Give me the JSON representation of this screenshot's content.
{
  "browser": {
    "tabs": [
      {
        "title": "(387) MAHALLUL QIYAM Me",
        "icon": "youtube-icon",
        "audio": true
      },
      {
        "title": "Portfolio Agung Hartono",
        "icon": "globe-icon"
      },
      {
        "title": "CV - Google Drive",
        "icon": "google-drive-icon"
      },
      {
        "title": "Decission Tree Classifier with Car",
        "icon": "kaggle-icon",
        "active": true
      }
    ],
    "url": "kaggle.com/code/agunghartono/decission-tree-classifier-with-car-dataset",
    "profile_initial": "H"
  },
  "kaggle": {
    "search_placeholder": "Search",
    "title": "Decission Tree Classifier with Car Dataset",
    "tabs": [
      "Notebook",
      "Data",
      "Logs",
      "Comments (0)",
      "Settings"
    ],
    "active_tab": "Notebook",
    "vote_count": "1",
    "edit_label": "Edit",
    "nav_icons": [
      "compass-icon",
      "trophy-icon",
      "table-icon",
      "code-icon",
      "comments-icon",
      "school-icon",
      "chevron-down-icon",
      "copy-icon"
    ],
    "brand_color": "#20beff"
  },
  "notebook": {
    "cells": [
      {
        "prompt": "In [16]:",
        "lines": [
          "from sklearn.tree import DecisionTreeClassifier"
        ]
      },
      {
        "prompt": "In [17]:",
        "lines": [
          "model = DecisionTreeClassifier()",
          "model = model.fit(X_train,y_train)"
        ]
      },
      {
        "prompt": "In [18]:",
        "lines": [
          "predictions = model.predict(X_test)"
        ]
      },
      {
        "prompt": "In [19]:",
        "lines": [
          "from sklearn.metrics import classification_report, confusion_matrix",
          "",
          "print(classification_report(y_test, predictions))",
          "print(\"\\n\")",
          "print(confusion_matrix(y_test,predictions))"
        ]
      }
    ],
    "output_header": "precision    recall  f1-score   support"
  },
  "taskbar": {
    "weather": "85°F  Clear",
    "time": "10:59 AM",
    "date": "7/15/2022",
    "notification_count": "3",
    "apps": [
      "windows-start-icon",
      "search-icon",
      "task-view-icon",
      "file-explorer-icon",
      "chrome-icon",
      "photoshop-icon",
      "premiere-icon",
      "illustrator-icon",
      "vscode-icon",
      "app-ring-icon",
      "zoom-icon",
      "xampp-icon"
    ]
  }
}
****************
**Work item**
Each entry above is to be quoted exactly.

**Exercise solution**
Give me the JSON representation of this screenshot's content.
{
  "browser": {
    "tabs": [
      {
        "title": "(387) MAHALLUL QIYAM Me",
        "icon": "youtube-icon",
        "audio": true
      },
      {
        "title": "Portfolio Agung Hartono",
        "icon": "globe-icon"
      },
      {
        "title": "CV - Google Drive",
        "icon": "google-drive-icon"
      },
      {
        "title": "Decission Tree Classifier with Car",
        "icon": "kaggle-icon",
        "active": true
      }
    ],
    "url": "kaggle.com/code/agunghartono/decission-tree-classifier-with-car-dataset",
    "profile_initial": "H"
  },
  "kaggle": {
    "search_placeholder": "Search",
    "title": "Decission Tree Classifier with Car Dataset",
    "tabs": [
      "Notebook",
      "Data",
      "Logs",
      "Comments (0)",
      "Settings"
    ],
    "active_tab": "Notebook",
    "vote_count": "1",
    "edit_label": "Edit",
    "nav_icons": [
      "compass-icon",
      "trophy-icon",
      "table-icon",
      "code-icon",
      "comments-icon",
      "school-icon",
      "chevron-down-icon",
      "copy-icon"
    ],
    "brand_color": "#20beff"
  },
  "notebook": {
    "cells": [
      {
        "prompt": "In [16]:",
        "lines": [
          "from sklearn.tree import DecisionTreeClassifier"
        ]
      },
      {
        "prompt": "In [17]:",
        "lines": [
          "model = DecisionTreeClassifier()",
          "model = model.fit(X_train,y_train)"
        ]
      },
      {
        "prompt": "In [18]:",
        "lines": [
          "predictions = model.predict(X_test)"
        ]
      },
      {
        "prompt": "In [19]:",
        "lines": [
          "from sklearn.metrics import classification_report, confusion_matrix",
          "",
          "print(classification_report(y_test, predictions))",
          "print(\"\\n\")",
          "print(confusion_matrix(y_test,predictions))"
        ]
      }
    ],
    "output_header": "precision    recall  f1-score   support"
  },
  "taskbar": {
    "weather": "85°F  Clear",
    "time": "10:59 AM",
    "date": "7/15/2022",
    "notification_count": "3",
    "apps": [
      "windows-start-icon",
      "search-icon",
      "task-view-icon",
      "file-explorer-icon",
      "chrome-icon",
      "photoshop-icon",
      "premiere-icon",
      "illustrator-icon",
      "vscode-icon",
      "app-ring-icon",
      "zoom-icon",
      "xampp-icon"
    ]
  }
}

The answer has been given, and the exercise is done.